- INPUT MATERIAL
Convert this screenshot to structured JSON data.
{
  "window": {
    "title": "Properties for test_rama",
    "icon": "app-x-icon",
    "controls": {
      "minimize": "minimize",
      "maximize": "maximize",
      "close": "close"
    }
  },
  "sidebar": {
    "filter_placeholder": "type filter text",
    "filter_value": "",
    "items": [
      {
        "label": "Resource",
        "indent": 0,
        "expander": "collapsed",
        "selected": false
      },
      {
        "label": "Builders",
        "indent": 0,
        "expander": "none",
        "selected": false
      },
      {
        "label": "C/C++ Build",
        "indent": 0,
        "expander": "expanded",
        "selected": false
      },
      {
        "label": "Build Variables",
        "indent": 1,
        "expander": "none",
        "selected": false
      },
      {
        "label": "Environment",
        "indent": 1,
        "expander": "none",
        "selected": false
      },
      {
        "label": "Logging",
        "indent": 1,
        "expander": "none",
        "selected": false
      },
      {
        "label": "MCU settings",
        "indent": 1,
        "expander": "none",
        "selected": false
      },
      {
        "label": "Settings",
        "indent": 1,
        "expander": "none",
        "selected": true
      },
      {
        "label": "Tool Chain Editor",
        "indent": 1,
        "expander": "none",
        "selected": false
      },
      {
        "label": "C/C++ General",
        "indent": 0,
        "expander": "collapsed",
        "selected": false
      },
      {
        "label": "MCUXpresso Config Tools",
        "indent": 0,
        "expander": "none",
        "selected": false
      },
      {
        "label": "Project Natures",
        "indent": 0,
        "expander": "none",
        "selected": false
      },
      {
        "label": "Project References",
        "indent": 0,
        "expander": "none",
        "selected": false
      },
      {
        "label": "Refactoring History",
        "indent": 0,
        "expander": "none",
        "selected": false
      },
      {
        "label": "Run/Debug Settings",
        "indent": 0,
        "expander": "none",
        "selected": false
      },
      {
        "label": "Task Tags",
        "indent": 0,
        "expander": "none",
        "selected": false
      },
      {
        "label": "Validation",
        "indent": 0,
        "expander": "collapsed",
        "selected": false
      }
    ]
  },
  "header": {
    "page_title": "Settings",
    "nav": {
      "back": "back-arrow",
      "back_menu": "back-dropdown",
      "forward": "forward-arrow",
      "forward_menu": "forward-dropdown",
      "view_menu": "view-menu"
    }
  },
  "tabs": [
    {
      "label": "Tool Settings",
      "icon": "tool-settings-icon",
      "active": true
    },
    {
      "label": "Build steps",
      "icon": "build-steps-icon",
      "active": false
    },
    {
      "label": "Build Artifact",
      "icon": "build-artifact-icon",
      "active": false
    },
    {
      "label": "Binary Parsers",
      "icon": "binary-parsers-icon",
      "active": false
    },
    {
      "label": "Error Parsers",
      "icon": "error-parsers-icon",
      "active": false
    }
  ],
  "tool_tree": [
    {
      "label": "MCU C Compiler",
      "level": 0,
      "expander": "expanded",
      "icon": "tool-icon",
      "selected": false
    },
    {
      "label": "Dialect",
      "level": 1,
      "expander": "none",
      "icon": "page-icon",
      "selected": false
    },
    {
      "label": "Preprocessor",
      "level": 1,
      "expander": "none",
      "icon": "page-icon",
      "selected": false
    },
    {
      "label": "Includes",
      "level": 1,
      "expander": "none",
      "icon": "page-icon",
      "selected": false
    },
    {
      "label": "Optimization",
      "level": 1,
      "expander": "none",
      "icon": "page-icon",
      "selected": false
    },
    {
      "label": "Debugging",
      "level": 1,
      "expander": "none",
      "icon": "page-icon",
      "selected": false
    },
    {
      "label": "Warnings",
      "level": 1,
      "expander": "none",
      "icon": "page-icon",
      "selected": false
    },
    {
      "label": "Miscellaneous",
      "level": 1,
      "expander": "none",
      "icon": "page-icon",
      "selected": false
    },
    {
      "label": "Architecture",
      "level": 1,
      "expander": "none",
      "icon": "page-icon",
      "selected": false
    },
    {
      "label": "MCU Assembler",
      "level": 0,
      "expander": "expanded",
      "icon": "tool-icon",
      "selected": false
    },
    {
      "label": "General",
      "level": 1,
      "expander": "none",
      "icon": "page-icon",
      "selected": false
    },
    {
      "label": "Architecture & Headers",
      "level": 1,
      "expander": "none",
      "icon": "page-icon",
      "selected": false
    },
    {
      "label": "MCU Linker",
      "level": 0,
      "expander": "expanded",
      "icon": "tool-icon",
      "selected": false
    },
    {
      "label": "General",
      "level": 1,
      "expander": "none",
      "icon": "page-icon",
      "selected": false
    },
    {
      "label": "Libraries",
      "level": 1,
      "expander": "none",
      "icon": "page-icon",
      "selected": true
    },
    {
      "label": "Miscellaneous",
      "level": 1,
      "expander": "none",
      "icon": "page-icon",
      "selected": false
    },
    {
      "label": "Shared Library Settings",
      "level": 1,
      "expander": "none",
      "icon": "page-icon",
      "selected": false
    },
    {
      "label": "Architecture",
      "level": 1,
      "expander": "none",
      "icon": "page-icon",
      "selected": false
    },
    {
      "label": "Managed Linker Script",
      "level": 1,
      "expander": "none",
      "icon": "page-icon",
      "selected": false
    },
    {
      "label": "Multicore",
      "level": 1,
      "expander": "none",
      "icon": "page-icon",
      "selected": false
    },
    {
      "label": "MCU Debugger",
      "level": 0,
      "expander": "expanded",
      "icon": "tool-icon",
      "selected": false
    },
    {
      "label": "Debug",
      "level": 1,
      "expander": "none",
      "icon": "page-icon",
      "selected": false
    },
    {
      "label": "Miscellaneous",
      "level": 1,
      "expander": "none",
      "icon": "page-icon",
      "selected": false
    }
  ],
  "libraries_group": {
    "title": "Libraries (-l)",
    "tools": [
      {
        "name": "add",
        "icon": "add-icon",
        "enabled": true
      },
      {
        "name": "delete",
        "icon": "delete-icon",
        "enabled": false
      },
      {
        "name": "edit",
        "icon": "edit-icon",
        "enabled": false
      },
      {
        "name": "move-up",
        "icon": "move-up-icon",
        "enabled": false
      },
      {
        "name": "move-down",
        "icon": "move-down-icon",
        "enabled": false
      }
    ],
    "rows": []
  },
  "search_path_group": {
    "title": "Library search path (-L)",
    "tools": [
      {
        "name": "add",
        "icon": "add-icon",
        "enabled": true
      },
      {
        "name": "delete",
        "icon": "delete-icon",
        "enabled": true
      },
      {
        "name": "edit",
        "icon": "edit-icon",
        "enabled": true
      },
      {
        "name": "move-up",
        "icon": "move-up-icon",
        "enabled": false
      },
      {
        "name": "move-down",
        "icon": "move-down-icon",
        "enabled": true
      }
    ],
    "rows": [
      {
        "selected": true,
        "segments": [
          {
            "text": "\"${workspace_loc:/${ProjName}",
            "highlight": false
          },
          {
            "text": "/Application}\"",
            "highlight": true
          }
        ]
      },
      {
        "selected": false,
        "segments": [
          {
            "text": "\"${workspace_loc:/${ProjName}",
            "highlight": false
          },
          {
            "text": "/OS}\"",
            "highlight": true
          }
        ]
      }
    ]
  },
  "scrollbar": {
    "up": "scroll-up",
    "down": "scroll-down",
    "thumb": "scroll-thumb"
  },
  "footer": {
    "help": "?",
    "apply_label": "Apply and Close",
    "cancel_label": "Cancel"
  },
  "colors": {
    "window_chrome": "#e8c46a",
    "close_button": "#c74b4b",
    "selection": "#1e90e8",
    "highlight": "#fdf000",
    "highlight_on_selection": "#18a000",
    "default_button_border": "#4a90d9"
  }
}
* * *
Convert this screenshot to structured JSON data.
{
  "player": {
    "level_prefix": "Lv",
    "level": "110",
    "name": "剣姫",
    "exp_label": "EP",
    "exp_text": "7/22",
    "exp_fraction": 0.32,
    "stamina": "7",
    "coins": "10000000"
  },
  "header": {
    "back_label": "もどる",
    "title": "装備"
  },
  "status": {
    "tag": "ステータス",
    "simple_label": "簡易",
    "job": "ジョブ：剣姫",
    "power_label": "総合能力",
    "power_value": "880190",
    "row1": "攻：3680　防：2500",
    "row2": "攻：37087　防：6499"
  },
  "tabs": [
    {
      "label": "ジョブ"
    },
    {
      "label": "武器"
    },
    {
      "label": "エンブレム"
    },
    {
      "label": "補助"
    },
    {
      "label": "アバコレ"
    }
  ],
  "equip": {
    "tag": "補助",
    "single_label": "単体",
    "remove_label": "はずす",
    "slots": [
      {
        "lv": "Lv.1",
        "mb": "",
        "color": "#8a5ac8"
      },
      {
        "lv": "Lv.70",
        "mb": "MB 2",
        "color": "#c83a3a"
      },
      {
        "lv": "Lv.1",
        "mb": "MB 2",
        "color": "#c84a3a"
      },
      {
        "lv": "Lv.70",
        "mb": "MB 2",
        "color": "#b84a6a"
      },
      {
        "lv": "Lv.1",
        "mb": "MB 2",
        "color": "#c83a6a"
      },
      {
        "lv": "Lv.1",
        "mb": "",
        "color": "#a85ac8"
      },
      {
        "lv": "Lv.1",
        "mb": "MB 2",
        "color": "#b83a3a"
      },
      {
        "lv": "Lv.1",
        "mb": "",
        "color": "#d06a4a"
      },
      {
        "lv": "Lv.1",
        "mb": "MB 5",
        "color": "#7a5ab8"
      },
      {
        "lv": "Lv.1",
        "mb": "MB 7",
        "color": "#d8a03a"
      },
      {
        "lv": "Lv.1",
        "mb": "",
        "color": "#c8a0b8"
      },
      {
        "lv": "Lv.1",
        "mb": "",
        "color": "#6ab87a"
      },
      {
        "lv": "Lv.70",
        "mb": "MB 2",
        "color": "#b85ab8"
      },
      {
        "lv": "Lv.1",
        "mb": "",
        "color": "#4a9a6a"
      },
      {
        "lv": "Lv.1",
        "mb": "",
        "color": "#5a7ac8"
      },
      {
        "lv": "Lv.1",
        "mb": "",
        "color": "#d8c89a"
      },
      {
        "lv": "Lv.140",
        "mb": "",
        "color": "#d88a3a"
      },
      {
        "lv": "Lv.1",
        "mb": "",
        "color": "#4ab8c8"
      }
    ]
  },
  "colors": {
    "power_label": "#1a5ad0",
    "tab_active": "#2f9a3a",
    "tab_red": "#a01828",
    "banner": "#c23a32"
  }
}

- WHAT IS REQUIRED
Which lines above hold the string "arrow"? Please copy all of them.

- EXERCISE OUTPUT
      "back": "back-arrow",
      "forward": "forward-arrow",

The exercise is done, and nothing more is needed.